Egypt's main state daily in a spat with parliament speaker

CAIRO (AP) — Egypt's flagship state newspaper on Wednesday accused the parliament speaker of making "inappropriate" comments and borderline abuse of authority in a rare public spat between two of the country's leading institutions.

The quarrel between the 141-year-old Al-Ahram daily and the speaker began earlier this week when he harshly criticized the paper's coverage of the legislature, a 596-seat chamber packed with supporters of President Abdel-Fattah el-Sissi.

Parliament Speaker Ali Abdel-Al said the paper was mismanaged and had better remember that "we finance it." He later made conciliatory comments about Al-Ahram — but that didn't stop a scathing front-page commentary by the paper's editor-in-chief from being published Wednesday.

Mohammed Abdel-Hadi Alaam said Abdel-Al's criticism was inappropriate and condescending and that he should double check his facts before he speaks.

"The speaker of parliament is a man of the law who should verify his facts and not recklessly make accusations against a veneered institution," the editor-in-chief wrote.

The spat has reignited controversy over Abdel-Al, a zealous el-Sissi supporter who has not taken kindly to criticism of his heavy-handed style of running the chamber. Responding to recent media reports of lavish spending by the legislature when Egypt suffered an economic crisis, he said the house's finances were a national security issue that must not be publicly discussed.

Ahmed el-Naggar, the paper's board chairman, demanded an apology from the speaker, calling him a "minion" in a Facebook post. Al-Ahram, he added, was "bigger than those who seek to wrongly tarnish its image."

However, the spat appears to be more about decorum in public remarks than free speech. The parliament is widely seen as a rubber-stamp house while Al-Ahram, a traditional government mouthpiece, rarely criticizes or questions the president's policies.

Earlier this week, Abdel-Al oversaw the expulsion of a lawmaker critical of the government's human rights record and of the speaker's suppression of criticism of the government.

The lawmaker, Mohammed Anwar Sadat, was charged with leaking a confidential draft law to foreign diplomats and of forgery.

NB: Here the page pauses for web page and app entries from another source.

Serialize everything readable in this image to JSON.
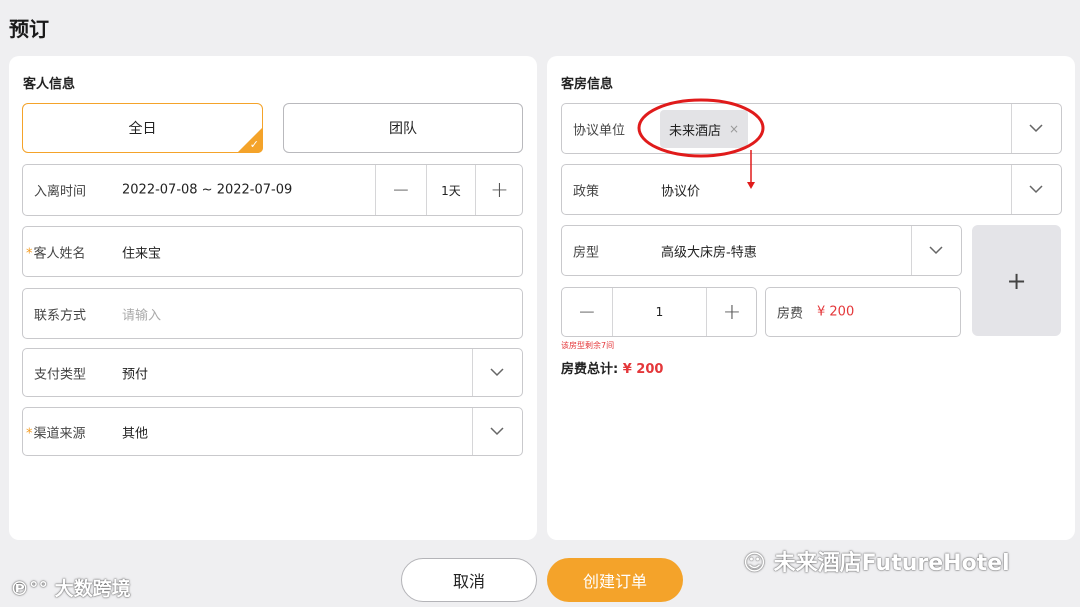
{
  "page_title": "预订",
  "guest_info": {
    "section_title": "客人信息",
    "mode_tabs": [
      {
        "label": "全日",
        "active": true
      },
      {
        "label": "团队",
        "active": false
      }
    ],
    "stay": {
      "label": "入离时间",
      "value": "2022-07-08 ~ 2022-07-09",
      "nights": "1天"
    },
    "guest_name": {
      "label": "客人姓名",
      "value": "住来宝",
      "required": true
    },
    "contact": {
      "label": "联系方式",
      "placeholder": "请输入"
    },
    "payment_type": {
      "label": "支付类型",
      "value": "预付"
    },
    "channel": {
      "label": "渠道来源",
      "value": "其他",
      "required": true
    }
  },
  "room_info": {
    "section_title": "客房信息",
    "agreement_unit": {
      "label": "协议单位",
      "tag": "未来酒店",
      "tag_close": "×"
    },
    "policy": {
      "label": "政策",
      "value": "协议价"
    },
    "room_type": {
      "label": "房型",
      "value": "高级大床房-特惠"
    },
    "quantity": "1",
    "room_fee": {
      "label": "房费",
      "value": "¥ 200"
    },
    "remaining_note": "该房型剩余7间",
    "total": {
      "label": "房费总计:",
      "value": "¥ 200"
    },
    "add_room_symbol": "+"
  },
  "actions": {
    "cancel": "取消",
    "create": "创建订单"
  },
  "watermarks": {
    "left": "大数跨境",
    "right": "未来酒店FutureHotel"
  },
  "colors": {
    "accent": "#f4a32a",
    "price": "#e4373a",
    "annotation": "#e01b1b"
  }
}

He has denied the charges.

The quarrel comes against a backdrop of a government crackdown on critics, mostly Islamists but also secular pro-democracy activists, that began following the 2013 ouster by the military — led by el-Sissi at the time — of the country's elected Islamist president, Mohammed Morsi. Thousands have since been jailed and hundreds killed in street clashes as authorities took back freedoms won by the 2011 popular uprising.

Separately, Abdel-Al said this week that he planned to sue on behalf of parliament the editor of independent Al-Maqal daily for defamation of the legislature.

The editor, Ibrahim Issa, is among the few opposition voices left in Egypt's mostly pro-government media. He was recently forced out from hosting a political TV talk show — a fate met by several hosts before him, including a female presenter deported to her native Lebanon hours after her dismissal.

Issa has frequently argued that el-Sissi has evolved into an authoritarian leader.